How many lines of the data contain the string "Pengiriman"? Write the number and nothing more.

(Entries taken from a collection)
__________
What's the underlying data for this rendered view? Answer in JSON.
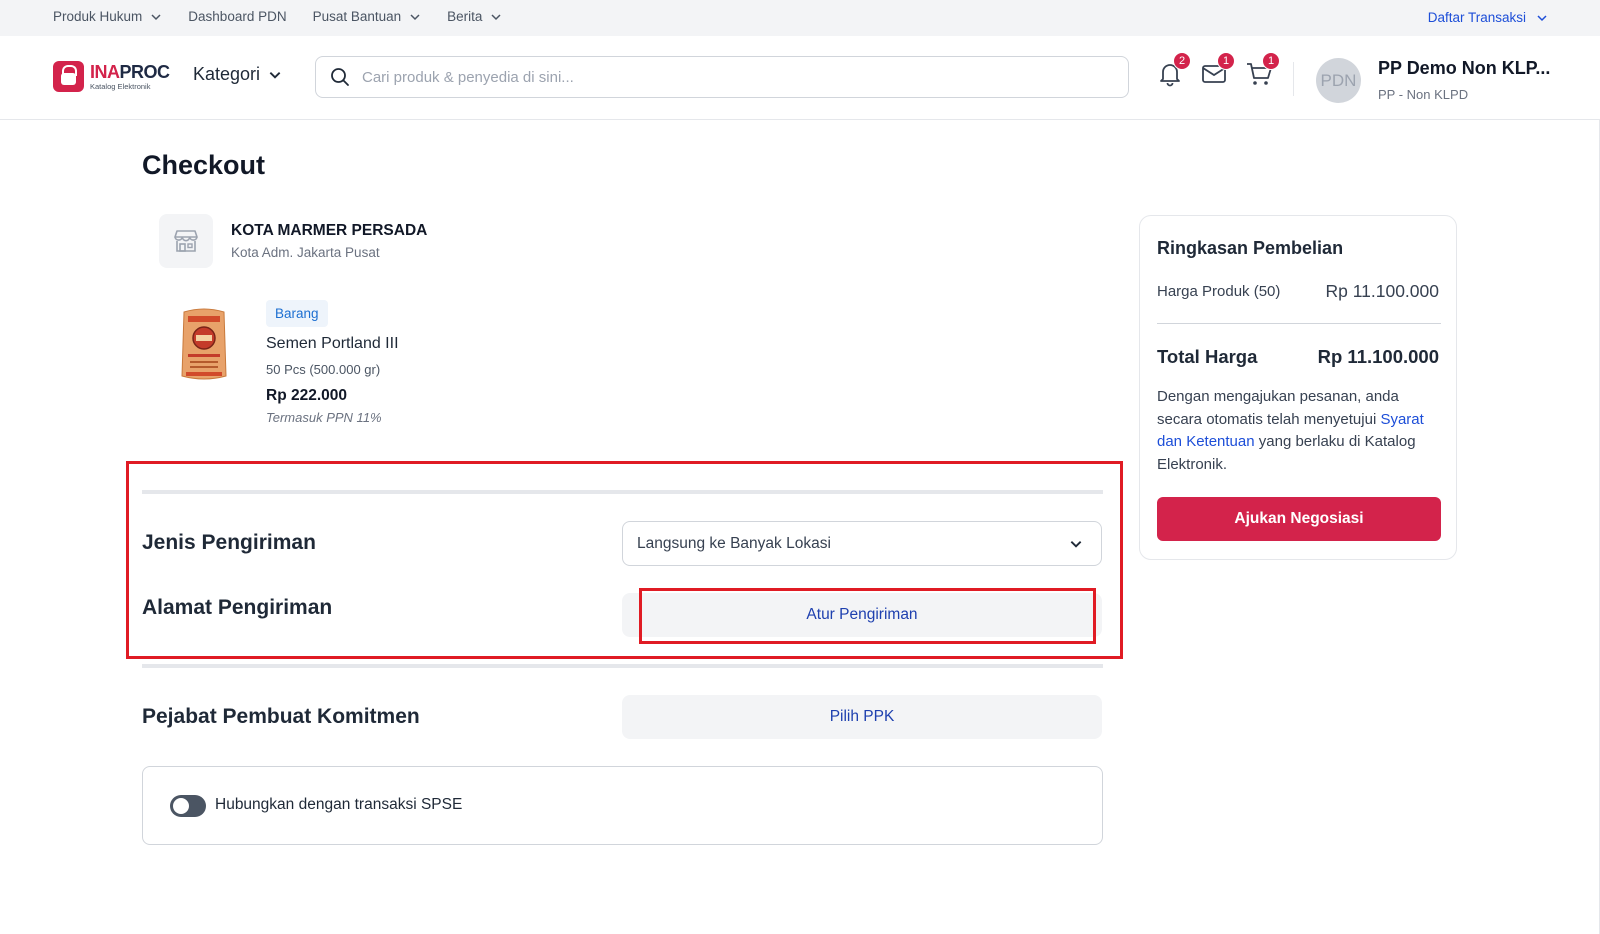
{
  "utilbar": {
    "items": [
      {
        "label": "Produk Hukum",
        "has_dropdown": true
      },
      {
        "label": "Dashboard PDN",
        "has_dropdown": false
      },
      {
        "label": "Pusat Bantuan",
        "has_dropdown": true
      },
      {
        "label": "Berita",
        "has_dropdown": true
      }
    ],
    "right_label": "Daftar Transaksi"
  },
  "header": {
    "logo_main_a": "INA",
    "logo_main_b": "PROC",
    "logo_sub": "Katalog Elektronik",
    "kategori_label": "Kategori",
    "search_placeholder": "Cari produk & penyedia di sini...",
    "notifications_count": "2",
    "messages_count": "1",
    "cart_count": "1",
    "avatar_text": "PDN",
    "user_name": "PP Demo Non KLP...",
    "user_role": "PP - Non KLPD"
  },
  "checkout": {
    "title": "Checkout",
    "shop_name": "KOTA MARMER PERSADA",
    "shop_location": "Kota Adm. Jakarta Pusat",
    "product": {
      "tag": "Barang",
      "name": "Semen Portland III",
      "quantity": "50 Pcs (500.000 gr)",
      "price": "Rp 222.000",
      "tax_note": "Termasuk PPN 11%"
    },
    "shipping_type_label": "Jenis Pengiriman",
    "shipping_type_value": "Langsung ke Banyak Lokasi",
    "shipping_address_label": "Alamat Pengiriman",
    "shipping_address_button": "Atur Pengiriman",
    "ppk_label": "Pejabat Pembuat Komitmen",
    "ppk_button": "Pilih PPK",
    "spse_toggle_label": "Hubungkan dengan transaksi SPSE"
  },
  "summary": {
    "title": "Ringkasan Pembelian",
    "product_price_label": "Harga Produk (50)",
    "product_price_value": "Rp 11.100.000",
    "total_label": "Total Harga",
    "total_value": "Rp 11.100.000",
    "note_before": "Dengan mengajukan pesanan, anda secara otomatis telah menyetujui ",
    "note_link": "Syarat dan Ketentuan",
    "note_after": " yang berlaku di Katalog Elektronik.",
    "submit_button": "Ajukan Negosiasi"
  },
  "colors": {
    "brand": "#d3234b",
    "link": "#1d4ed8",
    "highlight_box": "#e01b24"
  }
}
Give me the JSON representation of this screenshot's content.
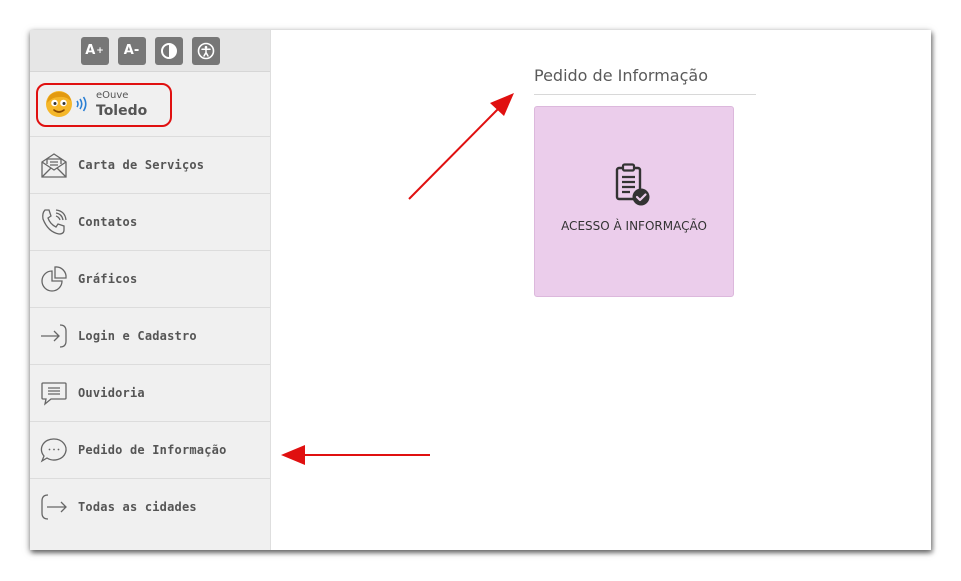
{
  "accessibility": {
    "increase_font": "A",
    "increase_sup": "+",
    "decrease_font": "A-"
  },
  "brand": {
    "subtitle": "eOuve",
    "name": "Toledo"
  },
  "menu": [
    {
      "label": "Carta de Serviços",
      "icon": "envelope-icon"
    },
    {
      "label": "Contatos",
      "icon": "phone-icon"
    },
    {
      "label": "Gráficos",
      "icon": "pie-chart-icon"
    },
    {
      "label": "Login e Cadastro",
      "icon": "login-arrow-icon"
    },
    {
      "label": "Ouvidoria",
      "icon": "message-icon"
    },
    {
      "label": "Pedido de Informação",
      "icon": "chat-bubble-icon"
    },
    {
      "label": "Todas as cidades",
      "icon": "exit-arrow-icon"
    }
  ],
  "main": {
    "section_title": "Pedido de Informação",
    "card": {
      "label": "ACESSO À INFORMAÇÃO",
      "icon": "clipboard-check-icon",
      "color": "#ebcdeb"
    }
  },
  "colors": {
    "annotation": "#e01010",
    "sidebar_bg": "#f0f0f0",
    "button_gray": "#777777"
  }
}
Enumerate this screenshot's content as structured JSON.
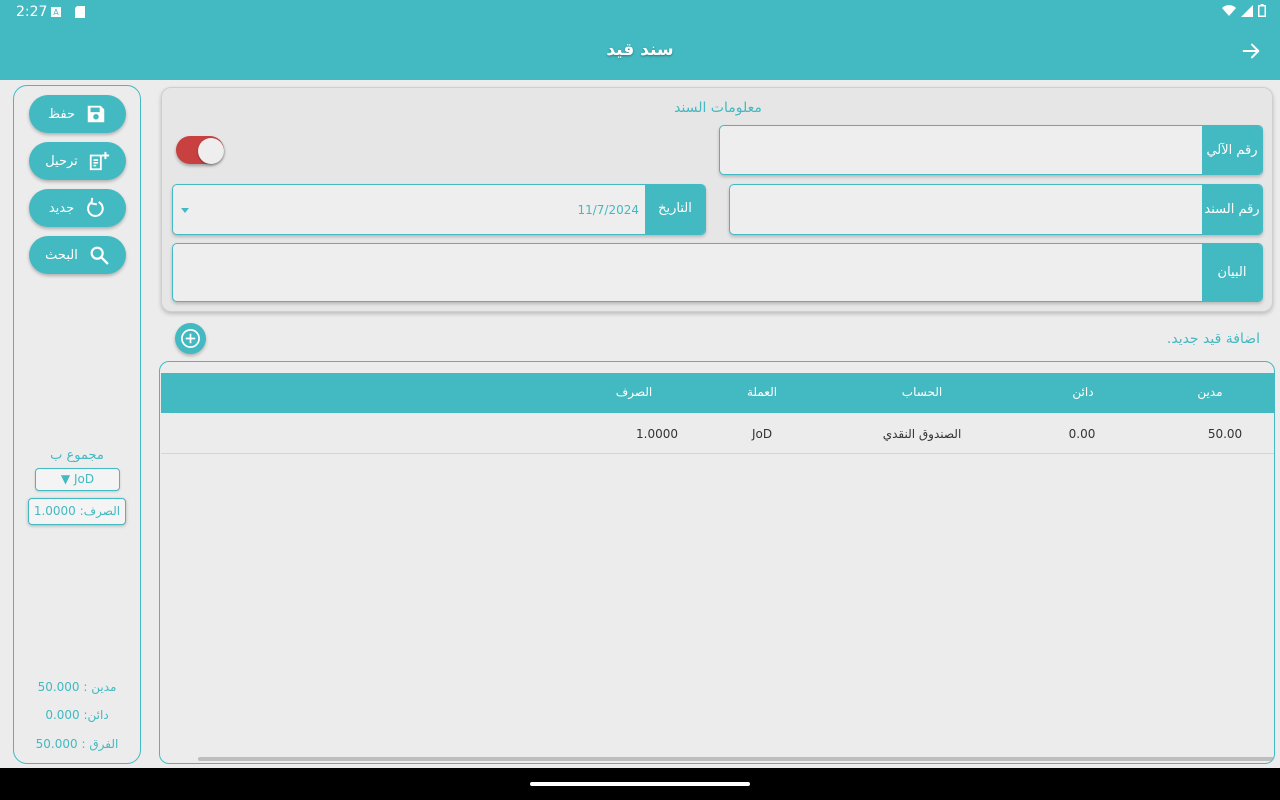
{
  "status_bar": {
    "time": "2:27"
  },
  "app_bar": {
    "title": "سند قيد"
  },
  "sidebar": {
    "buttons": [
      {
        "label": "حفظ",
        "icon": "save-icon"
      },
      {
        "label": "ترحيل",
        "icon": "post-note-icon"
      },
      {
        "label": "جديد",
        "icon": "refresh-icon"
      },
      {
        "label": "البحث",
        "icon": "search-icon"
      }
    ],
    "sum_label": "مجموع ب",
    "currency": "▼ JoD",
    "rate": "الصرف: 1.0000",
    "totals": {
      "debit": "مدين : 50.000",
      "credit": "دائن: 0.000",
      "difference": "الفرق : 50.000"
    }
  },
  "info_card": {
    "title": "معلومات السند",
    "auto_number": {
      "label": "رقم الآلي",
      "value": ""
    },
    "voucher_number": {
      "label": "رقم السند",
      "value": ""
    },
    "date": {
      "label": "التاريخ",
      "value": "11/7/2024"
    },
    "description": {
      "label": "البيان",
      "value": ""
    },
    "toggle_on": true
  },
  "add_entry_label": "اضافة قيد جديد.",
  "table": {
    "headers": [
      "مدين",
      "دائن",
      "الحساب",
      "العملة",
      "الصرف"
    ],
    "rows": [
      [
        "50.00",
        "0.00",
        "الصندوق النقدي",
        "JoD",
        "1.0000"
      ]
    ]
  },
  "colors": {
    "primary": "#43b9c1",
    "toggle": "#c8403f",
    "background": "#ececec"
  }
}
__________
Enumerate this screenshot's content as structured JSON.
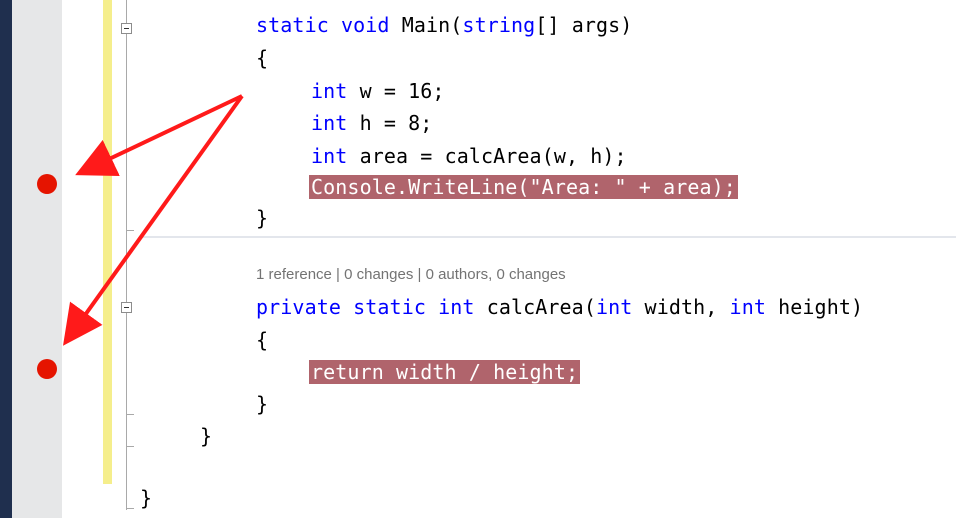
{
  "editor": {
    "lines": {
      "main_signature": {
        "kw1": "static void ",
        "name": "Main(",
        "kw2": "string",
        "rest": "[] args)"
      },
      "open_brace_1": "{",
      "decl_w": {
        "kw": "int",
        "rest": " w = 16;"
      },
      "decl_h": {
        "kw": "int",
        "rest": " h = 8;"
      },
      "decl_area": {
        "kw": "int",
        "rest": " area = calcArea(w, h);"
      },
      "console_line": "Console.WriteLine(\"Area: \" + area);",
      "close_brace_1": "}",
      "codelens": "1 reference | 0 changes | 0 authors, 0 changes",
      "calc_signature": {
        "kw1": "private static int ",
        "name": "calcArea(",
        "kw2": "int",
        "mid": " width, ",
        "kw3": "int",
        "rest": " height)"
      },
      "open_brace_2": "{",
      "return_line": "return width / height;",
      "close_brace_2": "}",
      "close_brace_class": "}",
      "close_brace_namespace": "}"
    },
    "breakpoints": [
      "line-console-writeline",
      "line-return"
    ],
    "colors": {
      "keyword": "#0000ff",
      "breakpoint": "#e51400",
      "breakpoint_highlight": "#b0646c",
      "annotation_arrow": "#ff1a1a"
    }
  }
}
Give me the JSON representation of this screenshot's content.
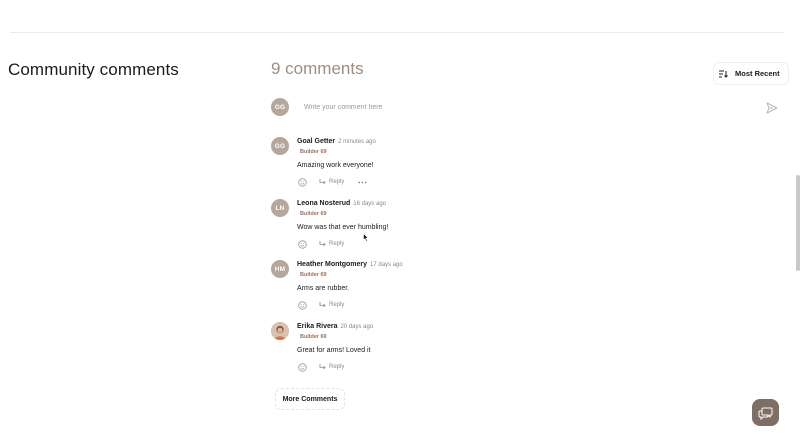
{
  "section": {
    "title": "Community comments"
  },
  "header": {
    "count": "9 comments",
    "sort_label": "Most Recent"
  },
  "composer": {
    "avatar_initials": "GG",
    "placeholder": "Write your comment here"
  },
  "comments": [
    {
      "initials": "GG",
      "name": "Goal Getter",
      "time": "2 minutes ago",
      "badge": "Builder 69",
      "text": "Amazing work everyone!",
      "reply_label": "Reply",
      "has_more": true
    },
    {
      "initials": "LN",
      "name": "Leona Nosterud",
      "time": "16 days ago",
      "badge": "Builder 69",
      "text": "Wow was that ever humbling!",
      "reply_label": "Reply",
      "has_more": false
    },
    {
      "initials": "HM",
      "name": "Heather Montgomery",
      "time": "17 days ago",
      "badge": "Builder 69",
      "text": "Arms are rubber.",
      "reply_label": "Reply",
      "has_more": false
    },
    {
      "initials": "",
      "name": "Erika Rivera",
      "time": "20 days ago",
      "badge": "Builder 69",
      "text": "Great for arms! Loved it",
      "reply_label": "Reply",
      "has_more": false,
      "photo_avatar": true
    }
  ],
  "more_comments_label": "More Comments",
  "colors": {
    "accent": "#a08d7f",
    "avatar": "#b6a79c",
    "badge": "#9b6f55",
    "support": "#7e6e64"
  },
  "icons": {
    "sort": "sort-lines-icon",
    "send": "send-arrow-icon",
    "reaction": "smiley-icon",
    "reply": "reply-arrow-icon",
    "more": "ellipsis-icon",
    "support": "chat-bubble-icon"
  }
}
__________
■ Result
3